- _What you will do_
Please keep the images out and set down the data exactly as given.

- _Dataset excerpts_

+++

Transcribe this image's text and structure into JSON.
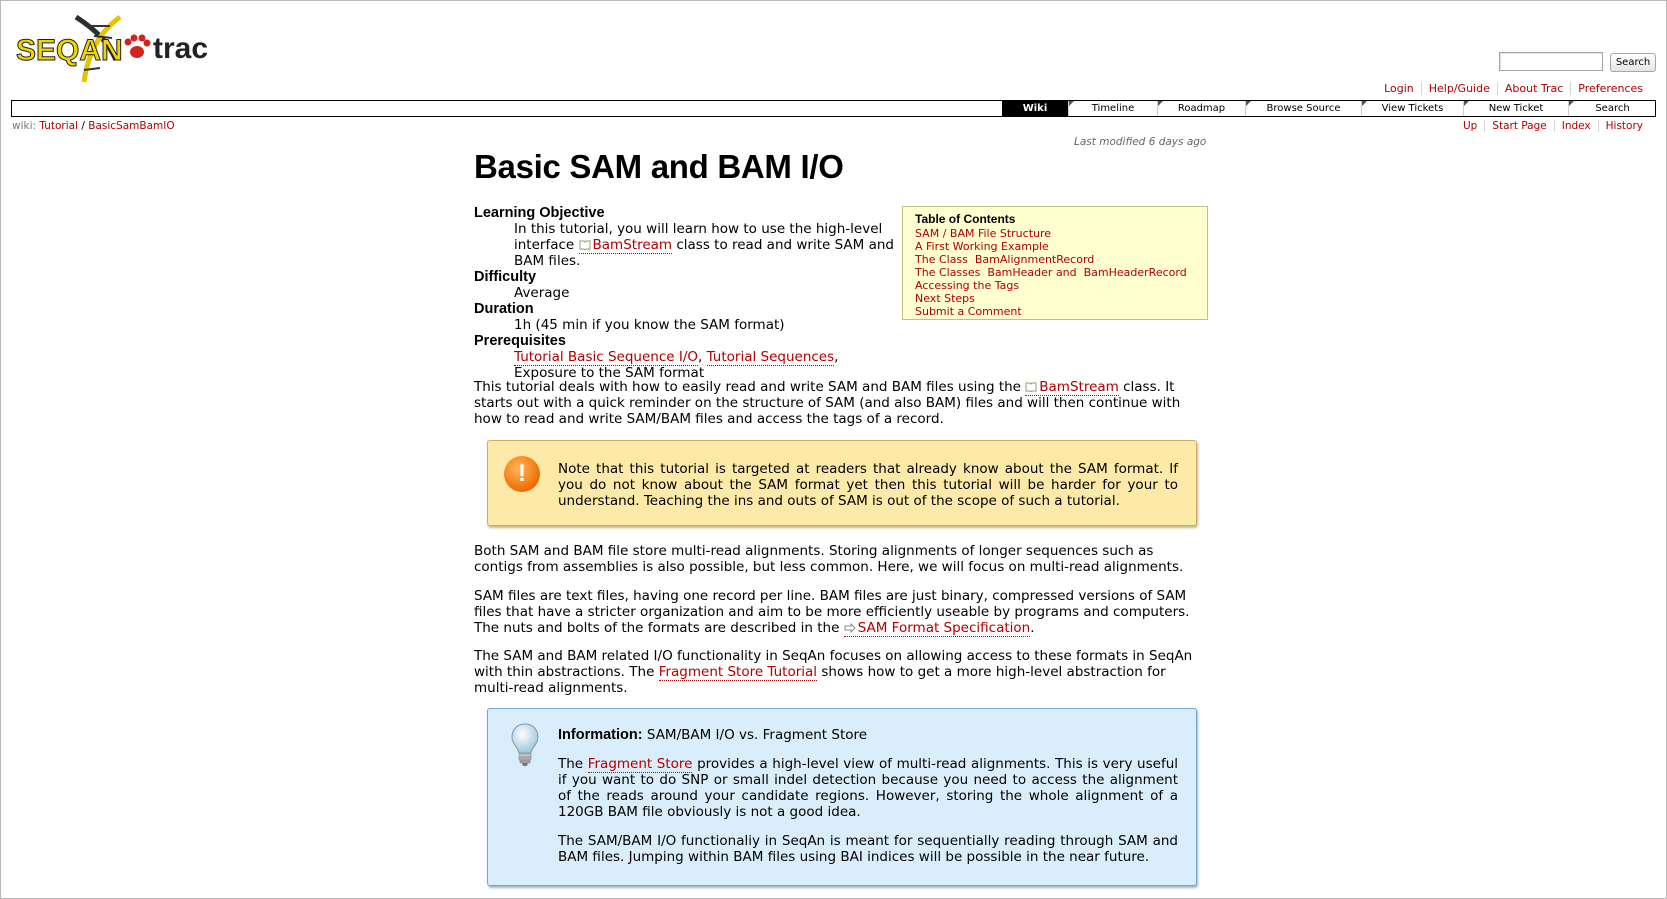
{
  "header": {
    "logo_text_left": "SEQAN",
    "logo_text_right": "trac",
    "search_button": "Search",
    "metanav": [
      "Login",
      "Help/Guide",
      "About Trac",
      "Preferences"
    ]
  },
  "mainnav": {
    "tabs": [
      "Wiki",
      "Timeline",
      "Roadmap",
      "Browse Source",
      "View Tickets",
      "New Ticket",
      "Search"
    ],
    "active": "Wiki"
  },
  "ctxnav": {
    "prefix": "wiki:",
    "crumb1": "Tutorial",
    "sep": "/",
    "crumb2": "BasicSamBamIO",
    "links": [
      "Up",
      "Start Page",
      "Index",
      "History"
    ]
  },
  "page": {
    "last_modified": "Last modified 6 days ago",
    "title": "Basic SAM and BAM I/O",
    "definitions": {
      "learning_objective_term": "Learning Objective",
      "learning_objective_pre": "In this tutorial, you will learn how to use the high-level interface",
      "learning_objective_link": "BamStream",
      "learning_objective_post": "class to read and write SAM and BAM files.",
      "difficulty_term": "Difficulty",
      "difficulty_value": "Average",
      "duration_term": "Duration",
      "duration_value": "1h (45 min if you know the SAM format)",
      "prerequisites_term": "Prerequisites",
      "prereq_link1": "Tutorial Basic Sequence I/O",
      "prereq_sep": ",",
      "prereq_link2": "Tutorial Sequences",
      "prereq_post": ", Exposure to the SAM format"
    },
    "toc": {
      "title": "Table of Contents",
      "items": [
        "SAM / BAM File Structure",
        "A First Working Example",
        "The Class  BamAlignmentRecord",
        "The Classes  BamHeader and  BamHeaderRecord",
        "Accessing the Tags",
        "Next Steps",
        "Submit a Comment"
      ]
    },
    "intro_pre": "This tutorial deals with how to easily read and write SAM and BAM files using the",
    "intro_link": "BamStream",
    "intro_post": "class. It starts out with a quick reminder on the structure of SAM (and also BAM) files and will then continue with how to read and write SAM/BAM files and access the tags of a record.",
    "warning": "Note that this tutorial is targeted at readers that already know about the SAM format. If you do not know about the SAM format yet then this tutorial will be harder for your to understand. Teaching the ins and outs of SAM is out of the scope of such a tutorial.",
    "para1": "Both SAM and BAM file store multi-read alignments. Storing alignments of longer sequences such as contigs from assemblies is also possible, but less common. Here, we will focus on multi-read alignments.",
    "para2_pre": "SAM files are text files, having one record per line. BAM files are just binary, compressed versions of SAM files that have a stricter organization and aim to be more efficiently useable by programs and computers. The nuts and bolts of the formats are described in the",
    "para2_link": "SAM Format Specification",
    "para2_post": ".",
    "para3_pre": "The SAM and BAM related I/O functionality in SeqAn focuses on allowing access to these formats in SeqAn with thin abstractions. The",
    "para3_link": "Fragment Store Tutorial",
    "para3_post": "shows how to get a more high-level abstraction for multi-read alignments.",
    "info": {
      "title_bold": "Information:",
      "title_rest": "SAM/BAM I/O vs. Fragment Store",
      "p1_pre": "The",
      "p1_link": "Fragment Store",
      "p1_post": "provides a high-level view of multi-read alignments. This is very useful if you want to do SNP or small indel detection because you need to access the alignment of the reads around your candidate regions. However, storing the whole alignment of a 120GB BAM file obviously is not a good idea.",
      "p2": "The SAM/BAM I/O functionaliy in SeqAn is meant for sequentially reading through SAM and BAM files. Jumping within BAM files using BAI indices will be possible in the near future."
    }
  },
  "colors": {
    "link": "#b00000",
    "toc_bg": "#ffffd0",
    "warning_bg": "#fde9a8",
    "info_bg": "#d9eefa",
    "active_tab": "#000000"
  }
}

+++

- _Response to this exercise_
Transcribe this image's text and structure into JSON.
{
  "header": {
    "logo_text_left": "SEQAN",
    "logo_text_right": "trac",
    "search_button": "Search",
    "metanav": [
      "Login",
      "Help/Guide",
      "About Trac",
      "Preferences"
    ]
  },
  "mainnav": {
    "tabs": [
      "Wiki",
      "Timeline",
      "Roadmap",
      "Browse Source",
      "View Tickets",
      "New Ticket",
      "Search"
    ],
    "active": "Wiki"
  },
  "ctxnav": {
    "prefix": "wiki:",
    "crumb1": "Tutorial",
    "sep": "/",
    "crumb2": "BasicSamBamIO",
    "links": [
      "Up",
      "Start Page",
      "Index",
      "History"
    ]
  },
  "page": {
    "last_modified": "Last modified 6 days ago",
    "title": "Basic SAM and BAM I/O",
    "definitions": {
      "learning_objective_term": "Learning Objective",
      "learning_objective_pre": "In this tutorial, you will learn how to use the high-level interface",
      "learning_objective_link": "BamStream",
      "learning_objective_post": "class to read and write SAM and BAM files.",
      "difficulty_term": "Difficulty",
      "difficulty_value": "Average",
      "duration_term": "Duration",
      "duration_value": "1h (45 min if you know the SAM format)",
      "prerequisites_term": "Prerequisites",
      "prereq_link1": "Tutorial Basic Sequence I/O",
      "prereq_sep": ",",
      "prereq_link2": "Tutorial Sequences",
      "prereq_post": ", Exposure to the SAM format"
    },
    "toc": {
      "title": "Table of Contents",
      "items": [
        "SAM / BAM File Structure",
        "A First Working Example",
        "The Class  BamAlignmentRecord",
        "The Classes  BamHeader and  BamHeaderRecord",
        "Accessing the Tags",
        "Next Steps",
        "Submit a Comment"
      ]
    },
    "intro_pre": "This tutorial deals with how to easily read and write SAM and BAM files using the",
    "intro_link": "BamStream",
    "intro_post": "class. It starts out with a quick reminder on the structure of SAM (and also BAM) files and will then continue with how to read and write SAM/BAM files and access the tags of a record.",
    "warning": "Note that this tutorial is targeted at readers that already know about the SAM format. If you do not know about the SAM format yet then this tutorial will be harder for your to understand. Teaching the ins and outs of SAM is out of the scope of such a tutorial.",
    "para1": "Both SAM and BAM file store multi-read alignments. Storing alignments of longer sequences such as contigs from assemblies is also possible, but less common. Here, we will focus on multi-read alignments.",
    "para2_pre": "SAM files are text files, having one record per line. BAM files are just binary, compressed versions of SAM files that have a stricter organization and aim to be more efficiently useable by programs and computers. The nuts and bolts of the formats are described in the",
    "para2_link": "SAM Format Specification",
    "para2_post": ".",
    "para3_pre": "The SAM and BAM related I/O functionality in SeqAn focuses on allowing access to these formats in SeqAn with thin abstractions. The",
    "para3_link": "Fragment Store Tutorial",
    "para3_post": "shows how to get a more high-level abstraction for multi-read alignments.",
    "info": {
      "title_bold": "Information:",
      "title_rest": "SAM/BAM I/O vs. Fragment Store",
      "p1_pre": "The",
      "p1_link": "Fragment Store",
      "p1_post": "provides a high-level view of multi-read alignments. This is very useful if you want to do SNP or small indel detection because you need to access the alignment of the reads around your candidate regions. However, storing the whole alignment of a 120GB BAM file obviously is not a good idea.",
      "p2": "The SAM/BAM I/O functionaliy in SeqAn is meant for sequentially reading through SAM and BAM files. Jumping within BAM files using BAI indices will be possible in the near future."
    }
  },
  "colors": {
    "link": "#b00000",
    "toc_bg": "#ffffd0",
    "warning_bg": "#fde9a8",
    "info_bg": "#d9eefa",
    "active_tab": "#000000"
  }
}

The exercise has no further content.